*** Material shown Section Begins ***
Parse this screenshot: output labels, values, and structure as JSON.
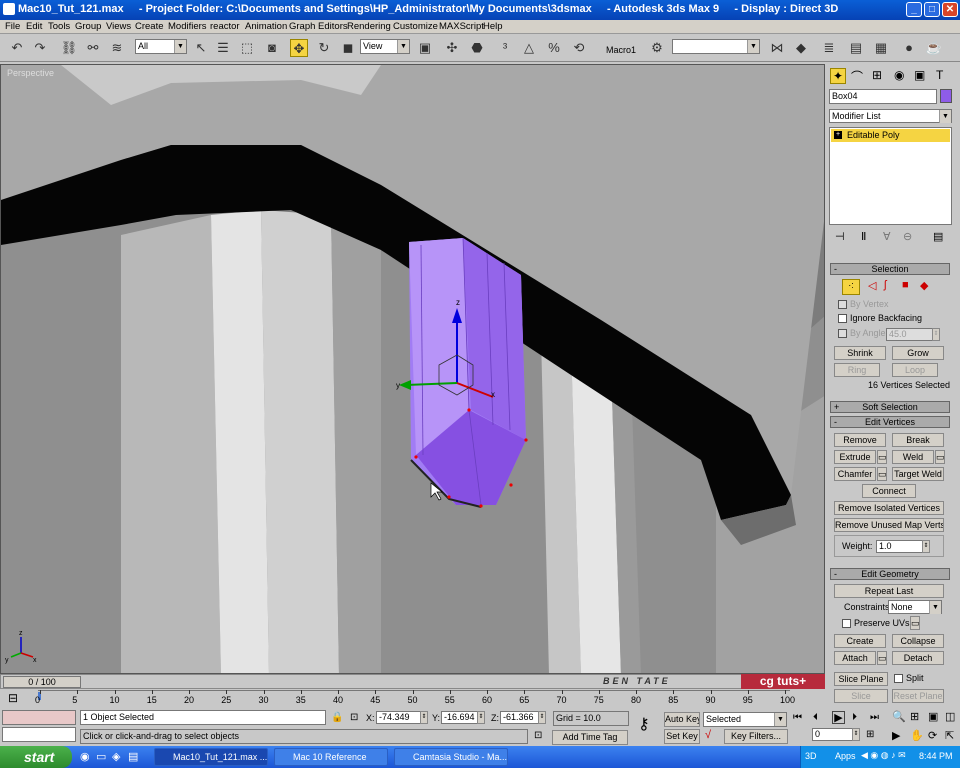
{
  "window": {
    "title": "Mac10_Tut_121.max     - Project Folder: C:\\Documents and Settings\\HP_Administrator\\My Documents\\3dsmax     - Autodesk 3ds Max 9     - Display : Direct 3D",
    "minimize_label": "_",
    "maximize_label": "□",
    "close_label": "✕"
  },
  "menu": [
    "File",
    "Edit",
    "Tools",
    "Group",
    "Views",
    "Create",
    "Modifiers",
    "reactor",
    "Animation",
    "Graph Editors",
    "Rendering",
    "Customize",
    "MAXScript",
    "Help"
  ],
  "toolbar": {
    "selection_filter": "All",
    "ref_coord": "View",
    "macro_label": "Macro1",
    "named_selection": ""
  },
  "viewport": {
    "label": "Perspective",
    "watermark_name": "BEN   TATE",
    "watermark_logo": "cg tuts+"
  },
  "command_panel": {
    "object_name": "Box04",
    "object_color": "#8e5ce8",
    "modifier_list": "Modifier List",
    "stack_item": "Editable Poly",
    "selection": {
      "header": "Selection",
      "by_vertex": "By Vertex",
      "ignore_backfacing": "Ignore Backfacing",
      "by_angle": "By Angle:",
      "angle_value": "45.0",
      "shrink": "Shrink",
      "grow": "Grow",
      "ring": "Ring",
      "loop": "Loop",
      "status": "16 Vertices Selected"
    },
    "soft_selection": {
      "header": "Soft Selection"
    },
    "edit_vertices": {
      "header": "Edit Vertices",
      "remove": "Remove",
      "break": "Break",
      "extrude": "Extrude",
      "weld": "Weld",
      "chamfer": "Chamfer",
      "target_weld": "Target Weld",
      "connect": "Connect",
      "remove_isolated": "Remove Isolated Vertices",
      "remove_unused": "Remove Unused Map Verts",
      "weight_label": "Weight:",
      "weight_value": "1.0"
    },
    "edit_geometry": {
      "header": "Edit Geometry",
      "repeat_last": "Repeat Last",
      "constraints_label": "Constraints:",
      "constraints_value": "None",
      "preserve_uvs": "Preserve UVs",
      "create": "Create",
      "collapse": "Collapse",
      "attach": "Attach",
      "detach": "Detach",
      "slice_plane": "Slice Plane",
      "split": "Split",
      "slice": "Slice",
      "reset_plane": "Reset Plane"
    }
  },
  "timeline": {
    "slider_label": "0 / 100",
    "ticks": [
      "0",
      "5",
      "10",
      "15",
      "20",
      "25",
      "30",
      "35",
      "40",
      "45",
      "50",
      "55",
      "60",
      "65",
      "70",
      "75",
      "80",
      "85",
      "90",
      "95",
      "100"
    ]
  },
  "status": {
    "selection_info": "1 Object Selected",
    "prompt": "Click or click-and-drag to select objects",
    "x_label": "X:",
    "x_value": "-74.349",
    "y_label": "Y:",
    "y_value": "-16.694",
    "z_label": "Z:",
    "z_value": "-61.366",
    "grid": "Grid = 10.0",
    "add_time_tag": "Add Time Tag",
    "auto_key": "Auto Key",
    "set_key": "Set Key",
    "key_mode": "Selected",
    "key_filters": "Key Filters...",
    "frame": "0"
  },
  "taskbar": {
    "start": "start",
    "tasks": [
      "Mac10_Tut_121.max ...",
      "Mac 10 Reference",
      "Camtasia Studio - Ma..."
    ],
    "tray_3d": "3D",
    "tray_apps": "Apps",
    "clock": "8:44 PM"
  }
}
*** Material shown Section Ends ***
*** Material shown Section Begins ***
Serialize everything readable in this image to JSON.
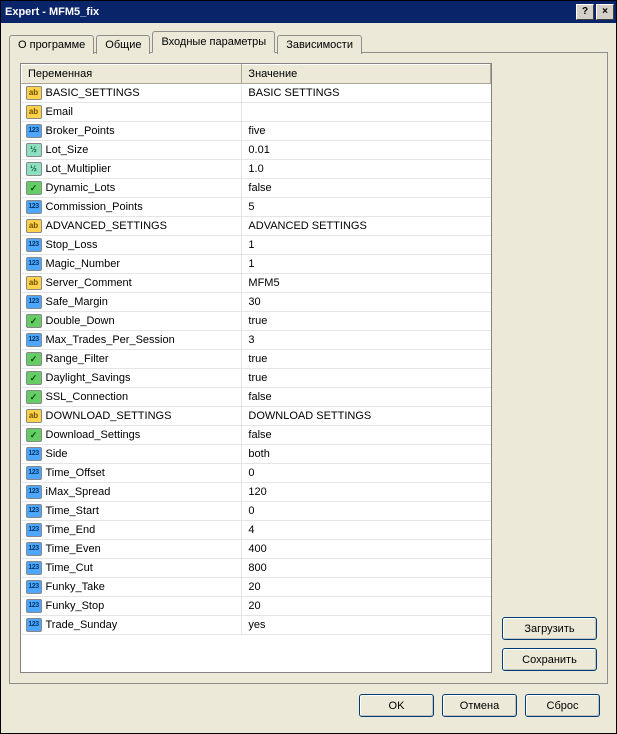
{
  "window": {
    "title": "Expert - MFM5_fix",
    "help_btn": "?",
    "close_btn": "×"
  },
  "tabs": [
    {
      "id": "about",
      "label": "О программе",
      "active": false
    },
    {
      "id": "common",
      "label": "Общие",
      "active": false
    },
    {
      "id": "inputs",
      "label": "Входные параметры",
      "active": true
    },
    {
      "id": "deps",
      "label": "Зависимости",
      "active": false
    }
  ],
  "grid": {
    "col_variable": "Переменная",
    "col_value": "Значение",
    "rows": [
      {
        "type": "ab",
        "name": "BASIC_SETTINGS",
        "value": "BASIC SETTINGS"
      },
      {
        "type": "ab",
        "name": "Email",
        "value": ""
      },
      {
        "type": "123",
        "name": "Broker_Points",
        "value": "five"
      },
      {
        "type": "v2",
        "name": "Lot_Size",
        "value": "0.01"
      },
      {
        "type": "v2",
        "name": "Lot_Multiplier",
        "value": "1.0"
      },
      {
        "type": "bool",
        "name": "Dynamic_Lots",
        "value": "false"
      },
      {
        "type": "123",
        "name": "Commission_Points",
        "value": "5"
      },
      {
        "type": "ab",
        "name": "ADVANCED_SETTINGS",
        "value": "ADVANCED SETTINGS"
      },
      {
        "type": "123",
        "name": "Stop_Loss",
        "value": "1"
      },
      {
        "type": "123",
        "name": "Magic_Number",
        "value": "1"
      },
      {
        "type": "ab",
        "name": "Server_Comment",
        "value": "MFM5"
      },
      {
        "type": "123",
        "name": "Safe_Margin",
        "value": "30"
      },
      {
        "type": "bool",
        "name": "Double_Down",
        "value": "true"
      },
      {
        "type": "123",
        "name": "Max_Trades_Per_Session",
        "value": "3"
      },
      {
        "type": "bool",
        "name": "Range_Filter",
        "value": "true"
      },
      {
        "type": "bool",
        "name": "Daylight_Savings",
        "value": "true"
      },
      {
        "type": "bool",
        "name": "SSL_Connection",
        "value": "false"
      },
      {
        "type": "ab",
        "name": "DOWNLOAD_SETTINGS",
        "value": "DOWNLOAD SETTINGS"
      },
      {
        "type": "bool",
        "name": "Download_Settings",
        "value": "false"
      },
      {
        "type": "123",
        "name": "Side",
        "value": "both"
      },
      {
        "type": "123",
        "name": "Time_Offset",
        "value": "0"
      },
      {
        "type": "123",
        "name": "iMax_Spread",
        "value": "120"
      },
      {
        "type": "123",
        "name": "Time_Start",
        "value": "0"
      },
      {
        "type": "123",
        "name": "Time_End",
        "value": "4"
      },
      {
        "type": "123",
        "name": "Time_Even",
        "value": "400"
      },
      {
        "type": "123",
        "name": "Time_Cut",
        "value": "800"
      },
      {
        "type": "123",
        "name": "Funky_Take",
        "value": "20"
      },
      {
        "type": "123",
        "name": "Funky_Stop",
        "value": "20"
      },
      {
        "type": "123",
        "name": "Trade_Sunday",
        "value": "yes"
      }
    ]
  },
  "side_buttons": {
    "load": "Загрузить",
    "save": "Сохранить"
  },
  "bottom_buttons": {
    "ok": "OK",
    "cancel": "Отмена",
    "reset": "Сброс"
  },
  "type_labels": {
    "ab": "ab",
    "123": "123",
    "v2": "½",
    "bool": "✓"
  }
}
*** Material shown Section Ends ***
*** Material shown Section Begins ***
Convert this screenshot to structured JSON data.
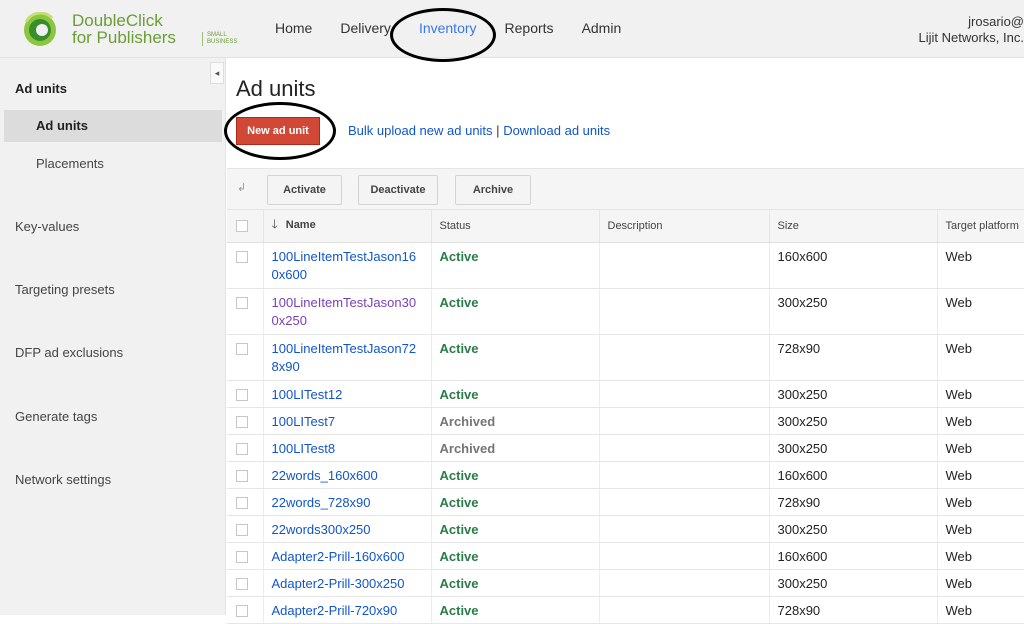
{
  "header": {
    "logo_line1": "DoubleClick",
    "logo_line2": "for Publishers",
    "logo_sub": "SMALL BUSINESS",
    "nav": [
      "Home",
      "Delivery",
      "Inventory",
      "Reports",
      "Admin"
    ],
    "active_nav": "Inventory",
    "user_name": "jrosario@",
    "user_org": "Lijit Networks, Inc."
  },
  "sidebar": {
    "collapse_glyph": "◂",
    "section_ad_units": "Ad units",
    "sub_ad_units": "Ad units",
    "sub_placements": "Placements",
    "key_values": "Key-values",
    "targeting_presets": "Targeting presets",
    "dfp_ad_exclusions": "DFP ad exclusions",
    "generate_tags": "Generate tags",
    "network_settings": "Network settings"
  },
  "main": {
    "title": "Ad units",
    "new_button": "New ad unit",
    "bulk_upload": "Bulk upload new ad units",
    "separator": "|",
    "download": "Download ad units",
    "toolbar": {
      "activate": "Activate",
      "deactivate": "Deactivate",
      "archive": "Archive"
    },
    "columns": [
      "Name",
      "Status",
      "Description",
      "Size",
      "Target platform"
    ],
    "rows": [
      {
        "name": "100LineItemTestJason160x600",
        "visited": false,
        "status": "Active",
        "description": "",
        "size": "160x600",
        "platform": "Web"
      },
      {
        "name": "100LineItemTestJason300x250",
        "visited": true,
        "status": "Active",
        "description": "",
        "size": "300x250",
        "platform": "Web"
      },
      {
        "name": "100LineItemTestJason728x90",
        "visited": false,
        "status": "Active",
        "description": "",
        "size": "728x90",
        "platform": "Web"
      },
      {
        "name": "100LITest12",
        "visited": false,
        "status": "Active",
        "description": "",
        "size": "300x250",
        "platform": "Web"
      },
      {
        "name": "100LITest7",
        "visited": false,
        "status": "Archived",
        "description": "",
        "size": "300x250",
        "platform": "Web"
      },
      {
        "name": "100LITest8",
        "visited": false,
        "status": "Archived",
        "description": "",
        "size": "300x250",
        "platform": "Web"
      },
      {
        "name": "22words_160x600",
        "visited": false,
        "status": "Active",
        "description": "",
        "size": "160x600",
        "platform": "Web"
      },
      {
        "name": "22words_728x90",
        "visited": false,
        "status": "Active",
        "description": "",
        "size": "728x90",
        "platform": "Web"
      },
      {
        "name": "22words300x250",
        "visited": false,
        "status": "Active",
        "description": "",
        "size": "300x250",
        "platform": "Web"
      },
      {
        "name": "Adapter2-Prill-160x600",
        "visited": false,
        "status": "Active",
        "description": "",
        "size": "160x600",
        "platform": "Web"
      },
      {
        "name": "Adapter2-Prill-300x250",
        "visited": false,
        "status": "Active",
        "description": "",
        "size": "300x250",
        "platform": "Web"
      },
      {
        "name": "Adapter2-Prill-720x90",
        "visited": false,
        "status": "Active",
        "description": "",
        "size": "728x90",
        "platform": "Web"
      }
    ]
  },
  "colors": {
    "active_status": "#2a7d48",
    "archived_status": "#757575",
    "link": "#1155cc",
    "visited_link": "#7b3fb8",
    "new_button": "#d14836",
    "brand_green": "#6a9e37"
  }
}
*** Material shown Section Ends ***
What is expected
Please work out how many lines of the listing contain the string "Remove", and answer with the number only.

Output of the task
3